■ Exercise aim:
Among the entries below, how many lines include the string "data"? Answer with only the number.

▬▬▬

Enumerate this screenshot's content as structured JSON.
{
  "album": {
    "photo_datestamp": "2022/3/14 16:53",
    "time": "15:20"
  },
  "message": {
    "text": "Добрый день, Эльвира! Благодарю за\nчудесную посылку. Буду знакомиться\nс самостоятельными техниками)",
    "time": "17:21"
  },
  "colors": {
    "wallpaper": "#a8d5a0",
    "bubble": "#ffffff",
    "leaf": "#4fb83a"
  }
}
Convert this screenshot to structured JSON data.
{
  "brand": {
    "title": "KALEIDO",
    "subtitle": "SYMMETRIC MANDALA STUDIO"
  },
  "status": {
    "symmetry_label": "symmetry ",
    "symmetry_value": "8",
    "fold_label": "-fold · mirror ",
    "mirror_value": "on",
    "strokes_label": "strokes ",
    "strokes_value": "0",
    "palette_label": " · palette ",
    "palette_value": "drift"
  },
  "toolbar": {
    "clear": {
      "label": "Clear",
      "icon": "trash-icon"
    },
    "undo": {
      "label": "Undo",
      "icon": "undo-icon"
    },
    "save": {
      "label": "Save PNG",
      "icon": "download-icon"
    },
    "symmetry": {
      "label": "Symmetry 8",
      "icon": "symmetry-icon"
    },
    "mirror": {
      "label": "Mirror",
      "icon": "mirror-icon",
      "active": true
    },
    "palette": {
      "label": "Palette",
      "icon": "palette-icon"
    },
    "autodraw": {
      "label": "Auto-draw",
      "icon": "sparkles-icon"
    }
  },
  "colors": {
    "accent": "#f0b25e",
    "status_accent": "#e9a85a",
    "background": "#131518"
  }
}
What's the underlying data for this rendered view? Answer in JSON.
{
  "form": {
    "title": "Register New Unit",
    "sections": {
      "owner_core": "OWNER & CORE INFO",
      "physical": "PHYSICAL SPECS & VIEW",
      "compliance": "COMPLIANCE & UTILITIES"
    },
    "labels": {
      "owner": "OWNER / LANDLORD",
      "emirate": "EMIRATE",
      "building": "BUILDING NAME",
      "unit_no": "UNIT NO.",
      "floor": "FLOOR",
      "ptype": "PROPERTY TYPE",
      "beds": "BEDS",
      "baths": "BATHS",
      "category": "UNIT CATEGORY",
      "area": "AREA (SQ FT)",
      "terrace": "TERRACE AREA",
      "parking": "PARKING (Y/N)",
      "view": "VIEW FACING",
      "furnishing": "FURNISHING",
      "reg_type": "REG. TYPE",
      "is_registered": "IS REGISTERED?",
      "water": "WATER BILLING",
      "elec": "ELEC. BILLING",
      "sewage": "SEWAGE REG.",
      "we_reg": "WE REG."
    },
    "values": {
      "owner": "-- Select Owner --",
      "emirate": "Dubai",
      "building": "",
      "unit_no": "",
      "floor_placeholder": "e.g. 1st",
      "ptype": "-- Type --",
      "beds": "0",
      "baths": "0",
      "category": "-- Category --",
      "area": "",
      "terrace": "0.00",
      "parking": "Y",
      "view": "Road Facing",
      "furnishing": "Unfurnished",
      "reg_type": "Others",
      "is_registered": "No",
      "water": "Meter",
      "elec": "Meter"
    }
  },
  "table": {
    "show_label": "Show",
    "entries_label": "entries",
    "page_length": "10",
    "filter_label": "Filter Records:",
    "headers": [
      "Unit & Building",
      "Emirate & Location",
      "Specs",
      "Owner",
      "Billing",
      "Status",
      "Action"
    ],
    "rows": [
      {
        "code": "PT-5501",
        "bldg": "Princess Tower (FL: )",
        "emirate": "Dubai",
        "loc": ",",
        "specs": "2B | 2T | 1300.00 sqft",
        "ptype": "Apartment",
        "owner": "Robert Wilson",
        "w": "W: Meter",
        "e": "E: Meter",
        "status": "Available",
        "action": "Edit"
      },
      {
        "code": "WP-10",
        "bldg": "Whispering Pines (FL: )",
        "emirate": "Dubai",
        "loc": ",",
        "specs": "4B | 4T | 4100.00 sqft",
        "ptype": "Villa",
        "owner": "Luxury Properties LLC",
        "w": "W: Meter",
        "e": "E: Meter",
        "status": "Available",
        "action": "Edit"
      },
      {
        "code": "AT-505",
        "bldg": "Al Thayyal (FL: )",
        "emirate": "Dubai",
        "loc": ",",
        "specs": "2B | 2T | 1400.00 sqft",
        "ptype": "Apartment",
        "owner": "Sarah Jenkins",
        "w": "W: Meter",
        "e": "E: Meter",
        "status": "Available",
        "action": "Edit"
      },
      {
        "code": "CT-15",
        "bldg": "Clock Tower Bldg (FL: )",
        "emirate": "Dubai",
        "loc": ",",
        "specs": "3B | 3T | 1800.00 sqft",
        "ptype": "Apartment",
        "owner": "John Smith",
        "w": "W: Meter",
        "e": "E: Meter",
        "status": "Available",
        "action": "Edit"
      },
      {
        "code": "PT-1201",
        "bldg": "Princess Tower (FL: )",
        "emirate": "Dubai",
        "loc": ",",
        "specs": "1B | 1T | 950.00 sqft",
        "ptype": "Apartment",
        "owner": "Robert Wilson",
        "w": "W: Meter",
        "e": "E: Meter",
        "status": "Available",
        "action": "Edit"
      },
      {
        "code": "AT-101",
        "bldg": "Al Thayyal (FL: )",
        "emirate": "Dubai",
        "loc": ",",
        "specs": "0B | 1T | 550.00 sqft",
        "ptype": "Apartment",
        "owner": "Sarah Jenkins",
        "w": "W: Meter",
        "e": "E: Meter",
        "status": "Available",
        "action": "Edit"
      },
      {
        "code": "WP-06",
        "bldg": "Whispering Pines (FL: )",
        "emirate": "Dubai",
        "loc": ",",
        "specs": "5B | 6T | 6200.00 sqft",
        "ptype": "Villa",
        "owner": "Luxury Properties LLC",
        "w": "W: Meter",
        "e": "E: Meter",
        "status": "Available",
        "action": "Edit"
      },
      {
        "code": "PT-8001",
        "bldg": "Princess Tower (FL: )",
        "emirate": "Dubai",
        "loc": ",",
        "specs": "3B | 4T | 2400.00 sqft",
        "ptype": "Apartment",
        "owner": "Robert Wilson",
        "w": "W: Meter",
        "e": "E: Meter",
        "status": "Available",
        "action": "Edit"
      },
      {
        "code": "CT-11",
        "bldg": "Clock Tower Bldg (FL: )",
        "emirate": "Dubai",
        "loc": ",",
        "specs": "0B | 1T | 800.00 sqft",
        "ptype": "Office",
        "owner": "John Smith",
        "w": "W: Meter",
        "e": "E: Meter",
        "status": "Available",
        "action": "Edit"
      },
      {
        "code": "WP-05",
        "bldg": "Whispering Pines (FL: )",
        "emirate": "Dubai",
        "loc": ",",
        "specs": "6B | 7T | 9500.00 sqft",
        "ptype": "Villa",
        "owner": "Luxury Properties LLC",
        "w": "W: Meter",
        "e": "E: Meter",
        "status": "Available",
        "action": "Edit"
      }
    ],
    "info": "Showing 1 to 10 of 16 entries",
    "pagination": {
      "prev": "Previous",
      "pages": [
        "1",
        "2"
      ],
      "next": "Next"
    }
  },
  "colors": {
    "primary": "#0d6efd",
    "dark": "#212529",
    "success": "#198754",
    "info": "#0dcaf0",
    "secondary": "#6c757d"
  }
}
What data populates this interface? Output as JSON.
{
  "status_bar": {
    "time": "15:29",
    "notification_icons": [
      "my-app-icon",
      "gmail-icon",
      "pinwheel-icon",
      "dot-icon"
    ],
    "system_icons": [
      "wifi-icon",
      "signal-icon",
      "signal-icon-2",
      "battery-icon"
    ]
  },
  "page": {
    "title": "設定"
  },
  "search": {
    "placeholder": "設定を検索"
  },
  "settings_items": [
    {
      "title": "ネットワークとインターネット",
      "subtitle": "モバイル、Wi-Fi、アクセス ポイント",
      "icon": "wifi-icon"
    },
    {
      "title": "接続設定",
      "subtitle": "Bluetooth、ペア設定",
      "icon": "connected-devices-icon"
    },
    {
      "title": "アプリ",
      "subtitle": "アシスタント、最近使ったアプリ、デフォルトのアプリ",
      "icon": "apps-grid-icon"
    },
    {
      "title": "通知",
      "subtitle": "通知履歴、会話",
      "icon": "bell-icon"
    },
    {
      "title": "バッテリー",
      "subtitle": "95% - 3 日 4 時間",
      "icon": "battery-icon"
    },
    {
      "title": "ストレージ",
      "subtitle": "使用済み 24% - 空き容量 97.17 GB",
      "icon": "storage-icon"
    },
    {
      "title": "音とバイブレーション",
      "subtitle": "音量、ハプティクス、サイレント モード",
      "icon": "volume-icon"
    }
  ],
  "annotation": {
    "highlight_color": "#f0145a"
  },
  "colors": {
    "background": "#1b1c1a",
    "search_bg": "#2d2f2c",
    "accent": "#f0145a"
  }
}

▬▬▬

■ Answer box:
3